*** INPUT RECORDS ***

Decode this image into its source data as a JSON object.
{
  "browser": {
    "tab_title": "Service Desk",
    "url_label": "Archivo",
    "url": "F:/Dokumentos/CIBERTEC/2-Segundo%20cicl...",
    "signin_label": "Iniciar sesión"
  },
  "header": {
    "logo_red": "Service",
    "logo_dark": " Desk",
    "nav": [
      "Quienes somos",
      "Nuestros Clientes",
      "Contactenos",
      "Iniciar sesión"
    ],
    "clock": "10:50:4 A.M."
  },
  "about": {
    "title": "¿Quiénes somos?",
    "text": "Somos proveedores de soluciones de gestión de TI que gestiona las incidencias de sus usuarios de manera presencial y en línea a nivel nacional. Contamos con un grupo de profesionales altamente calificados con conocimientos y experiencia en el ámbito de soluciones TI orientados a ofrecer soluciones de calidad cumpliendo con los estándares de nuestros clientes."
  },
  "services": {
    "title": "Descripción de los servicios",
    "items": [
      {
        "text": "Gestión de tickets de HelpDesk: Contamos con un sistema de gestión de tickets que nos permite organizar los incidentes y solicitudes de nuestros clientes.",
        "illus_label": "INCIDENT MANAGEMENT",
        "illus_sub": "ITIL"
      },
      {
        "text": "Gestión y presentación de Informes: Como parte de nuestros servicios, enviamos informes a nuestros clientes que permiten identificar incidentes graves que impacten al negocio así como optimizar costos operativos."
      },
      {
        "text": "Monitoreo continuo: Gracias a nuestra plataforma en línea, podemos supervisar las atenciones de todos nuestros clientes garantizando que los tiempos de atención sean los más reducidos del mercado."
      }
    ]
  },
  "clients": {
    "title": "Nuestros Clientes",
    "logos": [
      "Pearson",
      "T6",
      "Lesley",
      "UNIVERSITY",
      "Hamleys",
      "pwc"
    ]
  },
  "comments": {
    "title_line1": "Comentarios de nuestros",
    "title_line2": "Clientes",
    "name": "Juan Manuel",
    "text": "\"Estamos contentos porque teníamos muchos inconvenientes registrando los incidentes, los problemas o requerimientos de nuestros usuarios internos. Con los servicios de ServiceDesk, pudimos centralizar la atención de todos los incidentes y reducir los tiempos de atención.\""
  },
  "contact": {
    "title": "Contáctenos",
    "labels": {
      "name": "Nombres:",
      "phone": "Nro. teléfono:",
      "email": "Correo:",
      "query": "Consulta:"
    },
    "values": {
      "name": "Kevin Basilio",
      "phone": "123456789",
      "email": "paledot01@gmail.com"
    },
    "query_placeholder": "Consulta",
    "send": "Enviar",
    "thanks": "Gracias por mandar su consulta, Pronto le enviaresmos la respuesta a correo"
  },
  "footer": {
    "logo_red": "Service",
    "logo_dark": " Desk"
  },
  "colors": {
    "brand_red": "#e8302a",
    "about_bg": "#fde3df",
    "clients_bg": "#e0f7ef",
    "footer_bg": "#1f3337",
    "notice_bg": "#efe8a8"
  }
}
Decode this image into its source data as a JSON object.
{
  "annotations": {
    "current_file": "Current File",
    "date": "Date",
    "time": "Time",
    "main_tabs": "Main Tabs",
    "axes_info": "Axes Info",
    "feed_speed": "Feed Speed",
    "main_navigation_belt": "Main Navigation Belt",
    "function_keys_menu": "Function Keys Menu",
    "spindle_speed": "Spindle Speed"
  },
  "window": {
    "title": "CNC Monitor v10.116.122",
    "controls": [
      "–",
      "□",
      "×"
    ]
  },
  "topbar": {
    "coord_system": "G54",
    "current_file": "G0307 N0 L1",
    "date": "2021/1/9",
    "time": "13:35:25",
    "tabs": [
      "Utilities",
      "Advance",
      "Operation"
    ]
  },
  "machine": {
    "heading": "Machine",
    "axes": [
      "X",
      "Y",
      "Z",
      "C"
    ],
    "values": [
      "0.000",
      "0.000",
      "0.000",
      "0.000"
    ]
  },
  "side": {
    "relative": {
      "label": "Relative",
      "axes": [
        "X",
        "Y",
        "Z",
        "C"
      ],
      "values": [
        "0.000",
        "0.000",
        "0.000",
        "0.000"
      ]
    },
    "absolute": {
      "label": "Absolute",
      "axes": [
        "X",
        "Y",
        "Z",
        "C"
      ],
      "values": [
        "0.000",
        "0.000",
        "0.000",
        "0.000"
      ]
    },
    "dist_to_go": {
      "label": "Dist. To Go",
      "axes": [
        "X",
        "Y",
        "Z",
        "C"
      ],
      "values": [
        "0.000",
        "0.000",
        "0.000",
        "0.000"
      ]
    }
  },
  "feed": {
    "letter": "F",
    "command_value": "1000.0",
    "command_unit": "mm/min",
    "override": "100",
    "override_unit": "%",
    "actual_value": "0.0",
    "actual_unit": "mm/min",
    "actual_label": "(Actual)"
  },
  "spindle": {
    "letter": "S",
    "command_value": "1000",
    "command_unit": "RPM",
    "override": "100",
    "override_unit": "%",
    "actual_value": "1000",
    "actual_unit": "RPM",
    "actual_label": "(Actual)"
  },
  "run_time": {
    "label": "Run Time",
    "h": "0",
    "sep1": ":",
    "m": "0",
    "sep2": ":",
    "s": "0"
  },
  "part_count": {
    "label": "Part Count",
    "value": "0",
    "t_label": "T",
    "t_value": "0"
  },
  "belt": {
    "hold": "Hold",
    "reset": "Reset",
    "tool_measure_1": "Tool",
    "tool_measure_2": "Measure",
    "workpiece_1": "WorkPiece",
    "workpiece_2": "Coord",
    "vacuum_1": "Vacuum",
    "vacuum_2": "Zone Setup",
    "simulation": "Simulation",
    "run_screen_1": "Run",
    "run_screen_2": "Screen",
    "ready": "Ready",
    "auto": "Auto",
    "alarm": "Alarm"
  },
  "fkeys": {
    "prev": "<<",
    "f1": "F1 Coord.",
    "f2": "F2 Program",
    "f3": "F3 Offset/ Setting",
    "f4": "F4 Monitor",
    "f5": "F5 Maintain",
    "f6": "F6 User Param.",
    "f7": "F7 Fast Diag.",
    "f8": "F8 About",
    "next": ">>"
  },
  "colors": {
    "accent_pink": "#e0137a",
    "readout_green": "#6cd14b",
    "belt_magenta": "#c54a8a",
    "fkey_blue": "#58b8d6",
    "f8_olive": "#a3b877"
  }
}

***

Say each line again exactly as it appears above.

*RESULT FOR THIS EXERCISE*:
Decode this image into its source data as a JSON object.
{
  "browser": {
    "tab_title": "Service Desk",
    "url_label": "Archivo",
    "url": "F:/Dokumentos/CIBERTEC/2-Segundo%20cicl...",
    "signin_label": "Iniciar sesión"
  },
  "header": {
    "logo_red": "Service",
    "logo_dark": " Desk",
    "nav": [
      "Quienes somos",
      "Nuestros Clientes",
      "Contactenos",
      "Iniciar sesión"
    ],
    "clock": "10:50:4 A.M."
  },
  "about": {
    "title": "¿Quiénes somos?",
    "text": "Somos proveedores de soluciones de gestión de TI que gestiona las incidencias de sus usuarios de manera presencial y en línea a nivel nacional. Contamos con un grupo de profesionales altamente calificados con conocimientos y experiencia en el ámbito de soluciones TI orientados a ofrecer soluciones de calidad cumpliendo con los estándares de nuestros clientes."
  },
  "services": {
    "title": "Descripción de los servicios",
    "items": [
      {
        "text": "Gestión de tickets de HelpDesk: Contamos con un sistema de gestión de tickets que nos permite organizar los incidentes y solicitudes de nuestros clientes.",
        "illus_label": "INCIDENT MANAGEMENT",
        "illus_sub": "ITIL"
      },
      {
        "text": "Gestión y presentación de Informes: Como parte de nuestros servicios, enviamos informes a nuestros clientes que permiten identificar incidentes graves que impacten al negocio así como optimizar costos operativos."
      },
      {
        "text": "Monitoreo continuo: Gracias a nuestra plataforma en línea, podemos supervisar las atenciones de todos nuestros clientes garantizando que los tiempos de atención sean los más reducidos del mercado."
      }
    ]
  },
  "clients": {
    "title": "Nuestros Clientes",
    "logos": [
      "Pearson",
      "T6",
      "Lesley",
      "UNIVERSITY",
      "Hamleys",
      "pwc"
    ]
  },
  "comments": {
    "title_line1": "Comentarios de nuestros",
    "title_line2": "Clientes",
    "name": "Juan Manuel",
    "text": "\"Estamos contentos porque teníamos muchos inconvenientes registrando los incidentes, los problemas o requerimientos de nuestros usuarios internos. Con los servicios de ServiceDesk, pudimos centralizar la atención de todos los incidentes y reducir los tiempos de atención.\""
  },
  "contact": {
    "title": "Contáctenos",
    "labels": {
      "name": "Nombres:",
      "phone": "Nro. teléfono:",
      "email": "Correo:",
      "query": "Consulta:"
    },
    "values": {
      "name": "Kevin Basilio",
      "phone": "123456789",
      "email": "paledot01@gmail.com"
    },
    "query_placeholder": "Consulta",
    "send": "Enviar",
    "thanks": "Gracias por mandar su consulta, Pronto le enviaresmos la respuesta a correo"
  },
  "footer": {
    "logo_red": "Service",
    "logo_dark": " Desk"
  },
  "colors": {
    "brand_red": "#e8302a",
    "about_bg": "#fde3df",
    "clients_bg": "#e0f7ef",
    "footer_bg": "#1f3337",
    "notice_bg": "#efe8a8"
  }
}
Decode this image into its source data as a JSON object.
{
  "annotations": {
    "current_file": "Current File",
    "date": "Date",
    "time": "Time",
    "main_tabs": "Main Tabs",
    "axes_info": "Axes Info",
    "feed_speed": "Feed Speed",
    "main_navigation_belt": "Main Navigation Belt",
    "function_keys_menu": "Function Keys Menu",
    "spindle_speed": "Spindle Speed"
  },
  "window": {
    "title": "CNC Monitor v10.116.122",
    "controls": [
      "–",
      "□",
      "×"
    ]
  },
  "topbar": {
    "coord_system": "G54",
    "current_file": "G0307 N0 L1",
    "date": "2021/1/9",
    "time": "13:35:25",
    "tabs": [
      "Utilities",
      "Advance",
      "Operation"
    ]
  },
  "machine": {
    "heading": "Machine",
    "axes": [
      "X",
      "Y",
      "Z",
      "C"
    ],
    "values": [
      "0.000",
      "0.000",
      "0.000",
      "0.000"
    ]
  },
  "side": {
    "relative": {
      "label": "Relative",
      "axes": [
        "X",
        "Y",
        "Z",
        "C"
      ],
      "values": [
        "0.000",
        "0.000",
        "0.000",
        "0.000"
      ]
    },
    "absolute": {
      "label": "Absolute",
      "axes": [
        "X",
        "Y",
        "Z",
        "C"
      ],
      "values": [
        "0.000",
        "0.000",
        "0.000",
        "0.000"
      ]
    },
    "dist_to_go": {
      "label": "Dist. To Go",
      "axes": [
        "X",
        "Y",
        "Z",
        "C"
      ],
      "values": [
        "0.000",
        "0.000",
        "0.000",
        "0.000"
      ]
    }
  },
  "feed": {
    "letter": "F",
    "command_value": "1000.0",
    "command_unit": "mm/min",
    "override": "100",
    "override_unit": "%",
    "actual_value": "0.0",
    "actual_unit": "mm/min",
    "actual_label": "(Actual)"
  },
  "spindle": {
    "letter": "S",
    "command_value": "1000",
    "command_unit": "RPM",
    "override": "100",
    "override_unit": "%",
    "actual_value": "1000",
    "actual_unit": "RPM",
    "actual_label": "(Actual)"
  },
  "run_time": {
    "label": "Run Time",
    "h": "0",
    "sep1": ":",
    "m": "0",
    "sep2": ":",
    "s": "0"
  },
  "part_count": {
    "label": "Part Count",
    "value": "0",
    "t_label": "T",
    "t_value": "0"
  },
  "belt": {
    "hold": "Hold",
    "reset": "Reset",
    "tool_measure_1": "Tool",
    "tool_measure_2": "Measure",
    "workpiece_1": "WorkPiece",
    "workpiece_2": "Coord",
    "vacuum_1": "Vacuum",
    "vacuum_2": "Zone Setup",
    "simulation": "Simulation",
    "run_screen_1": "Run",
    "run_screen_2": "Screen",
    "ready": "Ready",
    "auto": "Auto",
    "alarm": "Alarm"
  },
  "fkeys": {
    "prev": "<<",
    "f1": "F1 Coord.",
    "f2": "F2 Program",
    "f3": "F3 Offset/ Setting",
    "f4": "F4 Monitor",
    "f5": "F5 Maintain",
    "f6": "F6 User Param.",
    "f7": "F7 Fast Diag.",
    "f8": "F8 About",
    "next": ">>"
  },
  "colors": {
    "accent_pink": "#e0137a",
    "readout_green": "#6cd14b",
    "belt_magenta": "#c54a8a",
    "fkey_blue": "#58b8d6",
    "f8_olive": "#a3b877"
  }
}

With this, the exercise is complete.